Splunk Password Hashing
[Back] Splunk is used in security analytics, and uses SHA-512 hashed passwords for users. In this case we will generate a Splunk password hash for a given salt value and password.
Splunk is a great tool. Under the hood it actually operates like a Linux type environment (even on a Windows OS). Each of the users are then stored in the passwd file in the /etc folder. And so I was having a looking, and found that the following created the user named "csn01":
:csn01:$6$Uk8SVGLsBuSmD75R$Lhp5yjwRUAM.LbH5IIthZ1u0bAUdJwBvvccBshAvpFPiRn62EYeiKOaP8xh97aV4UaNfVykRZhUy/3ZOZd1oc.:::user::::18161So what is the method used for hashing the password. Well, we split the hashed password into three main groups (seperated by the "$" symbol):
6 Uk8SVGLsBuSmD75R Lhp5yjwRUAM.LbH5IIthZ1u0bAUdJwBvvccBshAvpFPiRn62EYeiKOaP8xh97aV4UaNfVykRZhUy/3ZOZd1oc.
and where "6" is the hashing method (SHA-512), "Uk8SVGLsBuSmD75R" is the salt value, and "Lhp5yjwRUA..d1oc." is the hashed version. When the user logs into Splunk, their password will be added to the salt value, and the same hashed version should be created. Well, the "$6" part identifies that it is SHA-512, but when I try to hash with SHA-512, it gives the wrong hashed value. The answer lies in slowing the hashing process down by performing a number of rounds. For this 5000 rounds works to give the right result, and so here is the Python code:
import hashlib; import passlib.hash; import base64; import sys; password="qwerty123" salt="Uk8SVGLsBuSmD75R" # csn01:$6$Uk8SVGLsBuSmD75R$ Lhp5yjwRUAM.LbH5IIth user="fred" if (len(sys.argv)>1): user=str(sys.argv) if (len(sys.argv)>2): password=str(sys.argv) if (len(sys.argv)>3): salt=str(sys.argv) h=passlib.hash.sha512_crypt.encrypt(password, salt=salt,rounds=5000) hash=user+":"+h print hash
A sample run:
===Splunk hashed password=== User: Fred Password: qwerty123 Salt: Uk8SVGLsBuSmD75R ===Hashed password Fred:$6$Uk8SVGLsBuSmD75R$Lhp5yjwRUAM.LbH5IIthZ1u0bAUdJwBvvccBshAvpFPiRn62EYeiKOaP8xh97aV4UaNfVykRZhUy/3ZOZd1oc.

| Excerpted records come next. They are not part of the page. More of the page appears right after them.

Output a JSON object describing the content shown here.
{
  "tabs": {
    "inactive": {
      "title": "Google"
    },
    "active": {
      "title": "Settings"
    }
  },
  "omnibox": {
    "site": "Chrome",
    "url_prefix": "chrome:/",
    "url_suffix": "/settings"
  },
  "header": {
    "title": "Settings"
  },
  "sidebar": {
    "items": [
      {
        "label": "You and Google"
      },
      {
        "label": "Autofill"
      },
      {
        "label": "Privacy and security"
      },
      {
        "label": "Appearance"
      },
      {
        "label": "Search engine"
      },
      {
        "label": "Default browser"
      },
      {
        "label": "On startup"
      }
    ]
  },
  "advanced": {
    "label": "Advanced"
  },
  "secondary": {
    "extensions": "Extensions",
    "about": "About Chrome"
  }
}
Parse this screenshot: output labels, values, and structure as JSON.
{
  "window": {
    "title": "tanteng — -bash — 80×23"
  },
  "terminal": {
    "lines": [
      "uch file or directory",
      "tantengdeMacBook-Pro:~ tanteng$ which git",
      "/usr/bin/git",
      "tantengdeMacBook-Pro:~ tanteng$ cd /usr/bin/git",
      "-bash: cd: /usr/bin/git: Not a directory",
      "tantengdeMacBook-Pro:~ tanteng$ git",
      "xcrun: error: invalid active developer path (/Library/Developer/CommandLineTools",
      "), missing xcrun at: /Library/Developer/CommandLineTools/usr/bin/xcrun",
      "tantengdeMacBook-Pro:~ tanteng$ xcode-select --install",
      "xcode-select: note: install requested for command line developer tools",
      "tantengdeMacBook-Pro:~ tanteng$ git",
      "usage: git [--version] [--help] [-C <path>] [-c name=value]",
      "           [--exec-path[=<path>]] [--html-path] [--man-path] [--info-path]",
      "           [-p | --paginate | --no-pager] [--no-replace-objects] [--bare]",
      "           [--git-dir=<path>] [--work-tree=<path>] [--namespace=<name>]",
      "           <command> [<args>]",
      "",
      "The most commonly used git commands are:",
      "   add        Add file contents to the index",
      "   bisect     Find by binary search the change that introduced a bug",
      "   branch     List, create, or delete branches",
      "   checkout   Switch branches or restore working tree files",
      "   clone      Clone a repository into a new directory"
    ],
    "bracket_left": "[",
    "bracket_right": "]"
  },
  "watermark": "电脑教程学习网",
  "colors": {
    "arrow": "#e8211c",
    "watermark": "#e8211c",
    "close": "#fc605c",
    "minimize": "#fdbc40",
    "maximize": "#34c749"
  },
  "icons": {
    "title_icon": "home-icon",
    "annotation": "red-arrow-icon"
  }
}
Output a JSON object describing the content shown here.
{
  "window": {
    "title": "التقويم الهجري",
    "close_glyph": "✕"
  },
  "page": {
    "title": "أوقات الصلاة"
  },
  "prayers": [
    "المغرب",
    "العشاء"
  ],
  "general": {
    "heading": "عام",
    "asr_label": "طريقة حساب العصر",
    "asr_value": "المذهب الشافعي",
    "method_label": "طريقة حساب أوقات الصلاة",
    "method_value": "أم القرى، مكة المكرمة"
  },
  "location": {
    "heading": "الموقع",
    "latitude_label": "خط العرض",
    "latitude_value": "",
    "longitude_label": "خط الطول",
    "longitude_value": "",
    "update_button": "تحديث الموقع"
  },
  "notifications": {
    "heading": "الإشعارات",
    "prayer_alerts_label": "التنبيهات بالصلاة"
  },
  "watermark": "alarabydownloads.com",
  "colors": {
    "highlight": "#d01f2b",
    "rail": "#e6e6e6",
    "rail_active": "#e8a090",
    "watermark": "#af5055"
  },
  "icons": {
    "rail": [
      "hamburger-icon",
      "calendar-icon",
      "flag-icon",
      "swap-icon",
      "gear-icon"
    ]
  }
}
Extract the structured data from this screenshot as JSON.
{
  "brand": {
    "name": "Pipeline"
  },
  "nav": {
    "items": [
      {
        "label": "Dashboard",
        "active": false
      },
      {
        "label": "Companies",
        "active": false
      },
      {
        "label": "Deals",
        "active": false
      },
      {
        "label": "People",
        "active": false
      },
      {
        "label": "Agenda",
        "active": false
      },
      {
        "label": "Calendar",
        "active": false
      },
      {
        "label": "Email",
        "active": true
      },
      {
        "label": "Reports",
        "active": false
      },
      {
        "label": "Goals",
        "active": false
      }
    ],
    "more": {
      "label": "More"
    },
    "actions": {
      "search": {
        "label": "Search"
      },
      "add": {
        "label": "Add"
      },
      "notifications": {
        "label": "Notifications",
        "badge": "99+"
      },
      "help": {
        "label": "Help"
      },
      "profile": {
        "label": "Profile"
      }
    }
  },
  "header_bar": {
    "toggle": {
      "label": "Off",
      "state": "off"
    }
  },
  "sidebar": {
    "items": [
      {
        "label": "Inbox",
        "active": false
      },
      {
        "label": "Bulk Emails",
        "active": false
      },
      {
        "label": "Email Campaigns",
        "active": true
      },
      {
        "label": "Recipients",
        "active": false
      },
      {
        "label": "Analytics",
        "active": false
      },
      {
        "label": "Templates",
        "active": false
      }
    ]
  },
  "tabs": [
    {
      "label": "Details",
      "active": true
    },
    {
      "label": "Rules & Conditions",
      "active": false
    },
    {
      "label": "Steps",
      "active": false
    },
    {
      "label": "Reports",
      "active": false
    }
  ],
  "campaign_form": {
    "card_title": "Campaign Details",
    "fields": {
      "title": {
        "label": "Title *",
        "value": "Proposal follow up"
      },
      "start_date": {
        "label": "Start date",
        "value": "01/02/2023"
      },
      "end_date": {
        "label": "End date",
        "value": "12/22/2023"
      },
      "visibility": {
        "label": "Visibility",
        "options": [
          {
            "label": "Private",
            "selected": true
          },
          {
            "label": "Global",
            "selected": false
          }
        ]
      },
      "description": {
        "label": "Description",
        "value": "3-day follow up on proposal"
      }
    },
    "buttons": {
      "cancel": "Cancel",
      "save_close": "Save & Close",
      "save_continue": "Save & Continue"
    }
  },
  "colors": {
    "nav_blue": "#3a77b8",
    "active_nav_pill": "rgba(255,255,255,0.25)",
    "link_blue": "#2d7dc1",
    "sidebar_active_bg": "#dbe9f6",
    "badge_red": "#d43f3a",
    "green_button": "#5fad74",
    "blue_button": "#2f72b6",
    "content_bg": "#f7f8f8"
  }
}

and this matches the Splunk entry. With hashcat, the default is also 5000 rounds.
If we now use Hashcat on the hashed version, we should be able to discover the orginal password:
root@kali:~# hashcat -m 1800 1.txt -a 0 /usr/share/wordlists/rockyou.txt Initializing hashcat v0.49 with 1 threads and 32mb segment-size... Added hashes from file 1.txt: 1 (1 salts) Activating quick-digest mode for single-hash with salt NOTE: press enter for status-screen $6$Uk8SVGLsBuSmD75R$Lhp5yjwRUAM.LbH5IIthZ1u0bAUdJwBvvccBshAvpFPiRn62EYeiKOaP8xh97aV4UaNfVykRZhUy/3ZOZd1oc.:qwerty123 All hashes have been recovered Input.Mode: Dict (/usr/share/wordlists/rockyou.txt) Index.....: 1/5 (segment), 3627172 (words), 33550339 (bytes) Recovered.: 1/1 hashes, 1/1 salts Speed/sec.: - plains, 461 words Progress..: 2172/3627172 (0.06%) Running...: 00:00:00:05 Estimated.: 00:02:11:03
In this case we use the rockyou.txt list of common passwords, and where it only takes five seconds to find the password. The advantage of using SHA-512 with a number of rounds is highlighted when we run a benchmark:
root@kali:~# hashcat -b -m 1800 Initializing hashcat v0.49 with 1 threads and 32mb segment-size… Device………..: Intel(R) Core(TM) i7–8850H CPU 2.60GHz Instruction set..: x86_64 Number of threads: 1 Hash type: sha512crypt, SHA512(Unix) Speed/sec: 454 words root@kali:~# hashcat -b -m 0 Initializing hashcat v0.49 with 1 threads and 32mb segment-size… Device: Intel(R) Core(TM) i7–8850H CPU 2.60GHz Instruction set..: x86_64 Number of threads: 1 Hash type: MD5 Speed/sec: 17.33M words
In this hashcat can process 454 words per second with SHA512crypt and over 17 million per second with MD5.